American presidents come and go, but few, if any, seem to have the will to change the status quo in the Middle East.
By Larbi Sadiki
Thus US foreign policy calls for readjustment. In the context of the Arab Spring it must not be driven by the imperative of introducing "order" into the lives of "Orientals". Security seems to be the constant that informs foreign policy-making before and after the Arab Spring; and this happens at the expense of development and a degree of self-determination such as in democratic reconstruction.
Beyond security and oil
Moreover, Western leaders seem hell bent on repeating the same mistakes of manipulating "elites", recruiting them into their spheres of influence. In theory, many Western actors stand for institution-building and due process; in practice, it is largely business as usual seeking policy preferences and objectives through communication with elites, sometimes with limited legitimacy.
Policy failure is obvious in Bahrain, where conflict resolution is managed through dialogue with elites in Manama and Riyadh. Similarly, the impasse in the Palestinian question can be put down to preference to deal with select politicians in the polarised polity. So instead of using existing legal UN frameworks as the basis for engaging with peace-making, reference is made to "client" leaders who speak and act, in the absence of legitimate mandate, on behalf of the occluded populace, the Arab "Orientals", often assumed to be silent, passive and in need of mentoring and guidance.
Obama's second term will not be a promenade in the White House given the onerous tasks awaiting him on the domestic front, especially in a Congress dominated by the Republicans.
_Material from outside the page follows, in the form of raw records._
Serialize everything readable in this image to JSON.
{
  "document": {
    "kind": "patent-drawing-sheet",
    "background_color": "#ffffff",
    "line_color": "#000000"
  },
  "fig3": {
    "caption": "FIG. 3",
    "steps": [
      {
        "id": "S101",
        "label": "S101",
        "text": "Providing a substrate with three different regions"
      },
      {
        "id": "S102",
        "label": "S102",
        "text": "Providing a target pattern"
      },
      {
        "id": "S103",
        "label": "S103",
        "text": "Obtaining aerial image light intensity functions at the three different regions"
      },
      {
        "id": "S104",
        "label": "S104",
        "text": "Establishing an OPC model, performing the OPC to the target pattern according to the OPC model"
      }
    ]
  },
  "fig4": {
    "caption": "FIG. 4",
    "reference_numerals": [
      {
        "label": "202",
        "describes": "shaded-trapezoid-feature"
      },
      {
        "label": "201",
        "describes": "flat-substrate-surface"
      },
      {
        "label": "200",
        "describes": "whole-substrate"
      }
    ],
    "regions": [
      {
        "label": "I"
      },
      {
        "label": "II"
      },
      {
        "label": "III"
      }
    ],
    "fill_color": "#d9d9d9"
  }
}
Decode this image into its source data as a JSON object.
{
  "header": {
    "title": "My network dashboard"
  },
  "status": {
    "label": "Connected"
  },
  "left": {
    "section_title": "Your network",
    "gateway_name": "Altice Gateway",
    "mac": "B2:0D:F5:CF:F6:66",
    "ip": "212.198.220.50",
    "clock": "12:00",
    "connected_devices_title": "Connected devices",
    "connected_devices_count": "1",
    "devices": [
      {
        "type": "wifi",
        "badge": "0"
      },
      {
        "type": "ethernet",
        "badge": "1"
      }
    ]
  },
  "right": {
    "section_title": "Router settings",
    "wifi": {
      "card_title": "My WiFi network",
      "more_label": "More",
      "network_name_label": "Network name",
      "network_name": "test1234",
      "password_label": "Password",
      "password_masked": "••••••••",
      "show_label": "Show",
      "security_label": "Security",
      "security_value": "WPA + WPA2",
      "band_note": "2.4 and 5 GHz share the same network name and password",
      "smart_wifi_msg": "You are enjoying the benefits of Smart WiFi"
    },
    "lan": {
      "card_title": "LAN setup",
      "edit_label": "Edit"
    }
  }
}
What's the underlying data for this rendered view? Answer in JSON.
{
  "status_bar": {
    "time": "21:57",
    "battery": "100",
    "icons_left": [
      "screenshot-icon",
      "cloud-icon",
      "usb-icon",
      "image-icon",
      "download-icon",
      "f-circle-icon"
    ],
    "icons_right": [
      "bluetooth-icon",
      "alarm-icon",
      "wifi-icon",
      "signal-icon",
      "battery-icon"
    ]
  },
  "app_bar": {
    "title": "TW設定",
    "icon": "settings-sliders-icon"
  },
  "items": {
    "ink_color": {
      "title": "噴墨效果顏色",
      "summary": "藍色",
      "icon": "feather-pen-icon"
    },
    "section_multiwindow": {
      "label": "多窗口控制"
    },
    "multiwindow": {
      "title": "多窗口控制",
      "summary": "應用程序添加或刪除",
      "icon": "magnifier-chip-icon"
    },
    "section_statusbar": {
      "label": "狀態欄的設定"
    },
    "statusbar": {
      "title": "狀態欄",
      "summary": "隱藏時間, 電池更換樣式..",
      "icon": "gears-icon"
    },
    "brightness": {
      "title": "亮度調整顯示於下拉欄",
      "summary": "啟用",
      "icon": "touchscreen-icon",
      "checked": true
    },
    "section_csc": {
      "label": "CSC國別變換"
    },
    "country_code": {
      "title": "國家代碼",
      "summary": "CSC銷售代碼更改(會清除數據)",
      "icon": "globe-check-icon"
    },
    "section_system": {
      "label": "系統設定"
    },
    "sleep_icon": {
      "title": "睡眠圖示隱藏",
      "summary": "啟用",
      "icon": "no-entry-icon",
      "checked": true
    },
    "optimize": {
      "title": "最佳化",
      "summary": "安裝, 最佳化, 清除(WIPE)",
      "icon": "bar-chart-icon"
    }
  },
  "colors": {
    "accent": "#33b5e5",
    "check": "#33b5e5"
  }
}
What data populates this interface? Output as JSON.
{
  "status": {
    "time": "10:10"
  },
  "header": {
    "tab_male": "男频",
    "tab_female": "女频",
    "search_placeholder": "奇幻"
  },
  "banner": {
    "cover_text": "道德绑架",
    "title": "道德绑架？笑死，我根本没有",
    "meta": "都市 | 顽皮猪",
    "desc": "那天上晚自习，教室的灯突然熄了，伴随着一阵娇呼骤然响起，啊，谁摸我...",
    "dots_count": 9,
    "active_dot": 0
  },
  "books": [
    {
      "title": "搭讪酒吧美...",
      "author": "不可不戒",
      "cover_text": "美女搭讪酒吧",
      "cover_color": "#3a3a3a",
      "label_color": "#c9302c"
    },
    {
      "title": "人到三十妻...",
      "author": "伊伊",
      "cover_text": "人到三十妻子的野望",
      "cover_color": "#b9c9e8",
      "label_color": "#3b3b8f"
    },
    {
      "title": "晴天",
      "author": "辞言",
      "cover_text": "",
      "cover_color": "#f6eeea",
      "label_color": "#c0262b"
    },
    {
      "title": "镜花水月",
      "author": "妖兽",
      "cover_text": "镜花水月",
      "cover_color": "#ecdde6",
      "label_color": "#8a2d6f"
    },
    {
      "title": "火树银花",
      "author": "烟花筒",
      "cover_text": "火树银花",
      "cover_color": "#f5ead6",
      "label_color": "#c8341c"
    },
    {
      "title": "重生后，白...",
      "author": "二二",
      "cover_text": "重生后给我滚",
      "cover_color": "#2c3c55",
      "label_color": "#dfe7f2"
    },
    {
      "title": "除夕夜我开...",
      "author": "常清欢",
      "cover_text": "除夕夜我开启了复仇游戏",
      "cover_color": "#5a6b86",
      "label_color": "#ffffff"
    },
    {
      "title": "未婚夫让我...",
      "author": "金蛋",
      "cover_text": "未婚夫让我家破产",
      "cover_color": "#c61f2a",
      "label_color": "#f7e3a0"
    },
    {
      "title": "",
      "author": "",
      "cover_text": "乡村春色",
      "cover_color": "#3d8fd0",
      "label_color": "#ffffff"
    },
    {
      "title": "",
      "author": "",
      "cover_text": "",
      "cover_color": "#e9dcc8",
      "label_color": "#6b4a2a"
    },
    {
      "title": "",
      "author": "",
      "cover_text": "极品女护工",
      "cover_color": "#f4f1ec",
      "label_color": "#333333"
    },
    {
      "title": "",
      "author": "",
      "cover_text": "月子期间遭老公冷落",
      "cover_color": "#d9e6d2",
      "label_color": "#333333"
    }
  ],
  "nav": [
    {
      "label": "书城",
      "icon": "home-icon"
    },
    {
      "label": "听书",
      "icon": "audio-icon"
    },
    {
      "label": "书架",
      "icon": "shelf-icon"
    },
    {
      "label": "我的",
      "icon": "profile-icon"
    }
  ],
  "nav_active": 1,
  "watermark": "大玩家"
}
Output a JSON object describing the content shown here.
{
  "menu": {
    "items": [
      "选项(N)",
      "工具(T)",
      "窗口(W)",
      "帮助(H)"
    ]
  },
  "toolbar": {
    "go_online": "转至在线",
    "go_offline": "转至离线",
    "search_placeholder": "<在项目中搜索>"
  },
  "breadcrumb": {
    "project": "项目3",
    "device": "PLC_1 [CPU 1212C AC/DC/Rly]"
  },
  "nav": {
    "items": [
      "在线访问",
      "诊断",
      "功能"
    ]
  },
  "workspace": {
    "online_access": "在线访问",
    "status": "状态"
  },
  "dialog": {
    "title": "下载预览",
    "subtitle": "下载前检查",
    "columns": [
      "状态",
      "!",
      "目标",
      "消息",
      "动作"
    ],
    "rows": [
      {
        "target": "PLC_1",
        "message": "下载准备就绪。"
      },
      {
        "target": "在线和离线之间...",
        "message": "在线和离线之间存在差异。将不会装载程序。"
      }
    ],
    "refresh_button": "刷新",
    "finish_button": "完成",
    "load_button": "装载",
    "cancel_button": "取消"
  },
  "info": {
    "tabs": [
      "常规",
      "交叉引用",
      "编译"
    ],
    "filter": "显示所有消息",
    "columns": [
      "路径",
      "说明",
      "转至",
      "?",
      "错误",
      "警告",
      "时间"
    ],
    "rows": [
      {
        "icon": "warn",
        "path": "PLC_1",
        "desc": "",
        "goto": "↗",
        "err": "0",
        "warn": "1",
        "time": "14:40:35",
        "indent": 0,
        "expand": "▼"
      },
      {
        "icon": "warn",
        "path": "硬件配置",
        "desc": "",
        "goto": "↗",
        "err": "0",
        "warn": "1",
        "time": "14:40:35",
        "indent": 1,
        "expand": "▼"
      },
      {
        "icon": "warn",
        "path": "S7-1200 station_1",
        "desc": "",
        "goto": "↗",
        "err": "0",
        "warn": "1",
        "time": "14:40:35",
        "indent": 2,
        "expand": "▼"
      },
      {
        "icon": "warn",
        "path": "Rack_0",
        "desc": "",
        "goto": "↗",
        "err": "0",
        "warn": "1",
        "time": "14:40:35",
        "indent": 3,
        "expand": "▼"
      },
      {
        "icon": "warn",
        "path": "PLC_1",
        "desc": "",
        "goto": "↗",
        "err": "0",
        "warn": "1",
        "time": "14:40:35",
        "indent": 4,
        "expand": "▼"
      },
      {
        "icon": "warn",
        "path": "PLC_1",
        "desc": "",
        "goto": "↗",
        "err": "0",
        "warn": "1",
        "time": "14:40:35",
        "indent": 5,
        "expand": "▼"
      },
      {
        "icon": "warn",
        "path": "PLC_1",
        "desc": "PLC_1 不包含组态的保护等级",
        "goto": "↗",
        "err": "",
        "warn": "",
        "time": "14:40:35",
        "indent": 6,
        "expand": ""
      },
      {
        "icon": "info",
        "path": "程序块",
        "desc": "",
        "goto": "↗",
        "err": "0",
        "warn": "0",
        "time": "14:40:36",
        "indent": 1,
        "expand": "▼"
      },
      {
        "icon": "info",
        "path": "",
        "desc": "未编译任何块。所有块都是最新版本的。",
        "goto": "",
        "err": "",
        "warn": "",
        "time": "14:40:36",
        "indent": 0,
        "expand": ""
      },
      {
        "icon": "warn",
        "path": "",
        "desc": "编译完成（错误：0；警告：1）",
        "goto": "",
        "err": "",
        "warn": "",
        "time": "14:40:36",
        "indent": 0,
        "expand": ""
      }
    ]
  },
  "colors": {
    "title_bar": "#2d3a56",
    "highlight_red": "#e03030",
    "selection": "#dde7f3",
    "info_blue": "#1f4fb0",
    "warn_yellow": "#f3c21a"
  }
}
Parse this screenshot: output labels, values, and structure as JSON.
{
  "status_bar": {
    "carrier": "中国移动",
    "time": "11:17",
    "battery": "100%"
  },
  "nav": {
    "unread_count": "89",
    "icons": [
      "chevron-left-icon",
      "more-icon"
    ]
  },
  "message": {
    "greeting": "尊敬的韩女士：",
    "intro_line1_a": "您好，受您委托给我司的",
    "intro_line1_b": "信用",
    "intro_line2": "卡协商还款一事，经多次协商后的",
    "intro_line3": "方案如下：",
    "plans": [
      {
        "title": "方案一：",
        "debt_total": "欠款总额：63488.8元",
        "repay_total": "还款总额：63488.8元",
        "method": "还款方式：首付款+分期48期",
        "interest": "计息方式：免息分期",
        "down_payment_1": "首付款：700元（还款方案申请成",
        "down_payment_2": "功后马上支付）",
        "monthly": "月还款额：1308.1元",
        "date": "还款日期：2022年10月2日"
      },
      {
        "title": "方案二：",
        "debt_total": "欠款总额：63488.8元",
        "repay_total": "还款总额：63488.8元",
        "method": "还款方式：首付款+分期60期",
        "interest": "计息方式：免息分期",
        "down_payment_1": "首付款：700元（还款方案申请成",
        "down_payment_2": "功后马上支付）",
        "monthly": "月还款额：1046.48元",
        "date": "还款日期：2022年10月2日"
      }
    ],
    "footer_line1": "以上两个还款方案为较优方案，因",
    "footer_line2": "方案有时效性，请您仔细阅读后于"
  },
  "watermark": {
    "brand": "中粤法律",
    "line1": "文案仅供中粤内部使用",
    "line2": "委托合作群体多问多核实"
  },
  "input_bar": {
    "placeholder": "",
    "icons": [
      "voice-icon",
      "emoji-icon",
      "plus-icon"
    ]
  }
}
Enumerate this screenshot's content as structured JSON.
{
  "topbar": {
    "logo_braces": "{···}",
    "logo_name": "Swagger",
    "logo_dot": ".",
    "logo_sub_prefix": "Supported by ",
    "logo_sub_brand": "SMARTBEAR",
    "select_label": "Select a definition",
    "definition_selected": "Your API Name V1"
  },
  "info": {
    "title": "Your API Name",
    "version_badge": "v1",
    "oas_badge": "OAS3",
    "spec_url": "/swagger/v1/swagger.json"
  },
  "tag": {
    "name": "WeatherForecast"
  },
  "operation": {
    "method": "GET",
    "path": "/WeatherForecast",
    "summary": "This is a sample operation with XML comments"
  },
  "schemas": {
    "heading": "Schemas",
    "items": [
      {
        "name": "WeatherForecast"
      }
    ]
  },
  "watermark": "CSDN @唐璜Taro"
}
Even with a leaf from the books of Eisenhower, Carter and Clinton, the Middle East will prove more difficult to navigate if the moral compass of America is limited by the blind spots of security, oil and client-politicians."